The monetization of Valentines Day pretty much dictates that if you are not in the position of receiving or giving a Valentines gift or card on the day, that you have somehow missed a ride on the idealized ‘Romantic Love Boat’ and should, perhaps, be concerned by the misconception that if Cupid hasn’t shown up in your life (particularly on the 14th of February) that something vital is missing!
So, whether you are in a relationship, newly single or have been single for years there are numerous ways to honor the spirit of Valentines Day rather than buy into the commercially driven propaganda and nonsense.
And, in what would appear to be an increasing material world, the opportunity for St Valentines Day to bring awareness to the energy of love, in both the giving and the receiving, is too easily lost. However, it is in fact, a perfect day to do just that.
Acceptance, laughter and the celebration of love in a world that sorely needs bucket loads of it, should (ideally) be a daily occurrence in all our lives, and not defined to any particular day, month or date. However, given that the Western world in particular makes much of February 14th, , using the focus to generate awareness of the power of love to heal, not only ourselves and those around us, but our beloved planet as well, is chance not to be missed.
It presents a day in which you can choose to hold the light of love and healing for all. So, setting all idealized romantic considerations aside, I thought it might be interesting to take a quick look the ancient origins of Valentines Day
The original ideology and accompanying rituals of the Valentine tradition is obscured by antiquity and mystery. Indeed even the detail’s of the life of St Valentine, the patron saint whose name is inextricably linked with the tradition, is not certain. Also known as St. Valentine’s Day or the Feast of St. Valentine and traditionally celebrated on February 14, the geneses, includes traces of both Roman Pagan tradition and Christian liturgical ritual.
Historically it is said that the roots of Valentines Day, can be traced back to the ancient Roman festival of ‘Lupercalia’. This festival (a holiday dedicated to Juno, Queen of the Gods and Patroness of Marriage) was celebrated in Rome and other regions of Italy right up until the end of the fifth century. At which point the reigning Catholic Pope of the day moved to stop the lusty celebration of fertility by purposely re-dedicating the ancient festival so that it functioned as a “ liturgical Feast Day’, intended to exalt one or more Sainted priests known as ‘Valentinus’.
Legend has it that a certain Saint Valentine of Rome was imprisoned for the crime of ministering to persecuted Christians and providing the opportunity for Roman Soldiers (who were forbidden by law) to marry.

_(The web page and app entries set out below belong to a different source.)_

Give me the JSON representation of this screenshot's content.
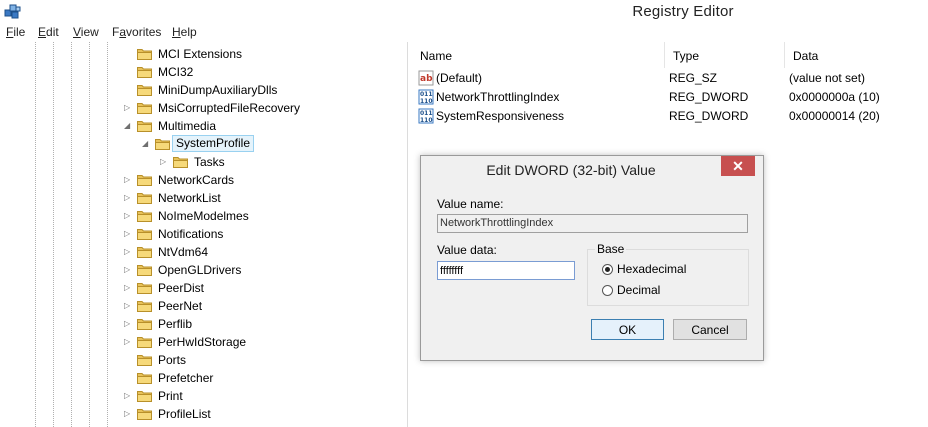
{
  "window": {
    "title": "Registry Editor",
    "icon": "regedit-icon"
  },
  "menu": [
    {
      "label": "File",
      "mnemonic": "F",
      "rest": "ile"
    },
    {
      "label": "Edit",
      "mnemonic": "E",
      "rest": "dit"
    },
    {
      "label": "View",
      "mnemonic": "V",
      "rest": "iew"
    },
    {
      "label": "Favorites",
      "mnemonic": "a",
      "pre": "F",
      "rest": "vorites"
    },
    {
      "label": "Help",
      "mnemonic": "H",
      "rest": "elp"
    }
  ],
  "tree": {
    "items": [
      {
        "label": "MCI Extensions",
        "expander": ""
      },
      {
        "label": "MCI32",
        "expander": ""
      },
      {
        "label": "MiniDumpAuxiliaryDlls",
        "expander": ""
      },
      {
        "label": "MsiCorruptedFileRecovery",
        "expander": "collapsed"
      },
      {
        "label": "Multimedia",
        "expander": "expanded"
      },
      {
        "label": "SystemProfile",
        "expander": "expanded",
        "selected": true
      },
      {
        "label": "Tasks",
        "expander": "collapsed"
      },
      {
        "label": "NetworkCards",
        "expander": "collapsed"
      },
      {
        "label": "NetworkList",
        "expander": "collapsed"
      },
      {
        "label": "NoImeModelmes",
        "expander": "collapsed"
      },
      {
        "label": "Notifications",
        "expander": "collapsed"
      },
      {
        "label": "NtVdm64",
        "expander": "collapsed"
      },
      {
        "label": "OpenGLDrivers",
        "expander": "collapsed"
      },
      {
        "label": "PeerDist",
        "expander": "collapsed"
      },
      {
        "label": "PeerNet",
        "expander": "collapsed"
      },
      {
        "label": "Perflib",
        "expander": "collapsed"
      },
      {
        "label": "PerHwIdStorage",
        "expander": "collapsed"
      },
      {
        "label": "Ports",
        "expander": ""
      },
      {
        "label": "Prefetcher",
        "expander": ""
      },
      {
        "label": "Print",
        "expander": "collapsed"
      },
      {
        "label": "ProfileList",
        "expander": "collapsed"
      }
    ]
  },
  "list": {
    "columns": [
      "Name",
      "Type",
      "Data"
    ],
    "rows": [
      {
        "icon": "string-value-icon",
        "name": "(Default)",
        "type": "REG_SZ",
        "data": "(value not set)"
      },
      {
        "icon": "dword-value-icon",
        "name": "NetworkThrottlingIndex",
        "type": "REG_DWORD",
        "data": "0x0000000a (10)"
      },
      {
        "icon": "dword-value-icon",
        "name": "SystemResponsiveness",
        "type": "REG_DWORD",
        "data": "0x00000014 (20)"
      }
    ]
  },
  "dialog": {
    "title": "Edit DWORD (32-bit) Value",
    "close_glyph": "✕",
    "value_name_label": "Value name:",
    "value_name": "NetworkThrottlingIndex",
    "value_data_label": "Value data:",
    "value_data": "ffffffff",
    "base_label": "Base",
    "hex_label": "Hexadecimal",
    "dec_label": "Decimal",
    "base_selected": "Hexadecimal",
    "ok_label": "OK",
    "cancel_label": "Cancel"
  },
  "colors": {
    "selection_bg": "#e5f3fb",
    "selection_border": "#99d1f0",
    "close_button": "#c75050",
    "folder": "#e8c25a"
  }
}
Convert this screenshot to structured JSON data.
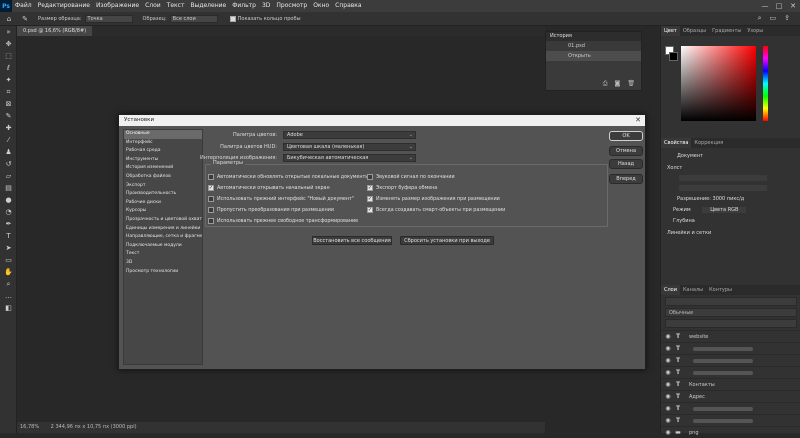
{
  "menubar": {
    "logo": "Ps",
    "items": [
      "Файл",
      "Редактирование",
      "Изображение",
      "Слои",
      "Текст",
      "Выделение",
      "Фильтр",
      "3D",
      "Просмотр",
      "Окно",
      "Справка"
    ],
    "win": [
      "—",
      "□",
      "✕"
    ]
  },
  "options": {
    "size_label": "Размер образца:",
    "size_value": "Точка",
    "sample_label": "Образец:",
    "sample_value": "Все слои",
    "ring_label": "Показать кольцо пробы"
  },
  "document": {
    "tab": "0.psd @ 16,6% (RGB/8#)",
    "status": "16,78%",
    "status_size": "2 344,96 пх x 10,75 пх (3000 ppi)"
  },
  "history": {
    "title": "История",
    "items": [
      "01.psd",
      "Открыть"
    ]
  },
  "color_panel": {
    "tabs": [
      "Цвет",
      "Образцы",
      "Градиенты",
      "Узоры"
    ]
  },
  "properties": {
    "tabs": [
      "Свойства",
      "Коррекция"
    ],
    "subtitle": "Документ",
    "section1": "Холст",
    "resolution": "Разрешение: 3000 пикс/д",
    "mode_label": "Режим",
    "mode_value": "Цвета RGB",
    "depth_label": "Глубина",
    "section2": "Линейки и сетки"
  },
  "layers": {
    "tabs": [
      "Слои",
      "Каналы",
      "Контуры"
    ],
    "kind": "Обычные",
    "rows": [
      {
        "type": "T",
        "label": "website"
      },
      {
        "type": "T",
        "label": ""
      },
      {
        "type": "T",
        "label": ""
      },
      {
        "type": "T",
        "label": ""
      },
      {
        "type": "T",
        "label": "Контакты"
      },
      {
        "type": "T",
        "label": "Адрес"
      },
      {
        "type": "T",
        "label": ""
      },
      {
        "type": "T",
        "label": ""
      },
      {
        "type": "F",
        "label": "png"
      }
    ]
  },
  "dialog": {
    "title": "Установки",
    "categories": [
      "Основные",
      "Интерфейс",
      "Рабочая среда",
      "Инструменты",
      "История изменений",
      "Обработка файлов",
      "Экспорт",
      "Производительность",
      "Рабочие диски",
      "Курсоры",
      "Прозрачность и цветовой охват",
      "Единицы измерения и линейки",
      "Направляющие, сетка и фрагменты",
      "Подключаемые модули",
      "Текст",
      "3D",
      "Просмотр технологии"
    ],
    "color_picker_label": "Палитра цветов:",
    "color_picker_value": "Adobe",
    "hud_label": "Палитра цветов HUD:",
    "hud_value": "Цветовая шкала (маленькая)",
    "interp_label": "Интерполяция изображения:",
    "interp_value": "Бикубическая автоматическая",
    "params_label": "Параметры",
    "checks_left": [
      {
        "label": "Автоматически обновлять открытые локальные документы",
        "on": false
      },
      {
        "label": "Автоматически открывать начальный экран",
        "on": true
      },
      {
        "label": "Использовать прежний интерфейс \"Новый документ\"",
        "on": false
      },
      {
        "label": "Пропустить преобразования при размещении",
        "on": false
      },
      {
        "label": "Использовать прежнее свободное трансформирование",
        "on": false
      }
    ],
    "checks_right": [
      {
        "label": "Звуковой сигнал по окончании",
        "on": false
      },
      {
        "label": "Экспорт буфера обмена",
        "on": true
      },
      {
        "label": "Изменять размер изображения при размещении",
        "on": true
      },
      {
        "label": "Всегда создавать смарт-объекты при размещении",
        "on": true
      }
    ],
    "reset_warnings": "Восстановить все сообщения",
    "reset_on_quit": "Сбросить установки при выходе",
    "ok": "OK",
    "cancel": "Отмена",
    "prev": "Назад",
    "next": "Вперед"
  }
}
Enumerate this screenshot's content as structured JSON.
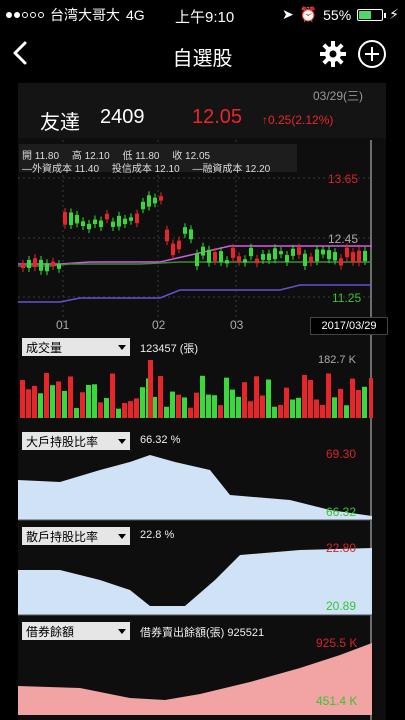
{
  "status_bar": {
    "carrier": "台湾大哥大",
    "network": "4G",
    "time": "上午9:10",
    "battery": "55%",
    "battery_level": 0.55
  },
  "nav": {
    "title": "自選股"
  },
  "quote": {
    "name": "友達",
    "code": "2409",
    "price": "12.05",
    "change": "0.25(2.12%)",
    "date": "03/29(三)"
  },
  "ohlc": {
    "open": "開 11.80",
    "high": "高 12.10",
    "low": "低 11.80",
    "close": "收 12.05"
  },
  "cost": {
    "foreign": "—外資成本 11.40",
    "trust": "投信成本 12.10",
    "margin": "—融資成本 12.20"
  },
  "price_axis": {
    "top": "13.65",
    "mid": "12.45",
    "bottom": "11.25"
  },
  "x_axis": [
    "01",
    "02",
    "03"
  ],
  "cursor_date": "2017/03/29",
  "panels": {
    "volume": {
      "label": "成交量",
      "info": "123457 (張)",
      "max": "182.7 K"
    },
    "big_holder": {
      "label": "大戶持股比率",
      "info": "66.32 %",
      "top": "69.30",
      "bottom": "66.32"
    },
    "retail": {
      "label": "散戶持股比率",
      "info": "22.8 %",
      "top": "22.80",
      "bottom": "20.89"
    },
    "short": {
      "label": "借券餘額",
      "info": "借券賣出餘額(張) 925521",
      "top": "925.5 K",
      "bottom": "451.4 K"
    }
  },
  "colors": {
    "up": "#e8262a",
    "down": "#39d93b",
    "trust_line": "#d55be0",
    "foreign_line": "#3c8b3c",
    "margin_line": "#6a4fd2",
    "area_blue": "#cfe2f6",
    "area_pink": "#f2a3a3"
  },
  "chart_data": {
    "type": "candlestick",
    "x": [
      "01",
      "02",
      "03"
    ],
    "price_range": [
      11.25,
      13.65
    ],
    "last_close": 12.05,
    "volume_max": "182.7 K"
  }
}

The 14th century English writer and poet, Geoffrey Chaucer and his circle of friends promoted the tradition of courtly love and in his time, Valentines Day became a day associated with grand romantic love and gesture.
And to quote loosely from Wikipedia; “ In 18th-century England, Valentines’ Day grew into an occasion in which lovers expressed their love for each other by presenting flowers, offering confectionary and sending greeting cards (known as “valentines)”
So wherever you may be on Valentines Day, and whether you are in participating in Valentines celebrations with a partner, loved one or celebrating with single friends, I’m inspired by the quote below, to express my personal belief that generating and spreading the energy of love in a conscious and respectful manner on the day, is what is truly important.
“How is it possible, you ask, for love to be
greater, than the person who does the loving?
That’s because love defies the rules of reason.
It is the only exception.” ~ Kamand Kojouri.
Wishing you a multitude of blessings, light, love and healing,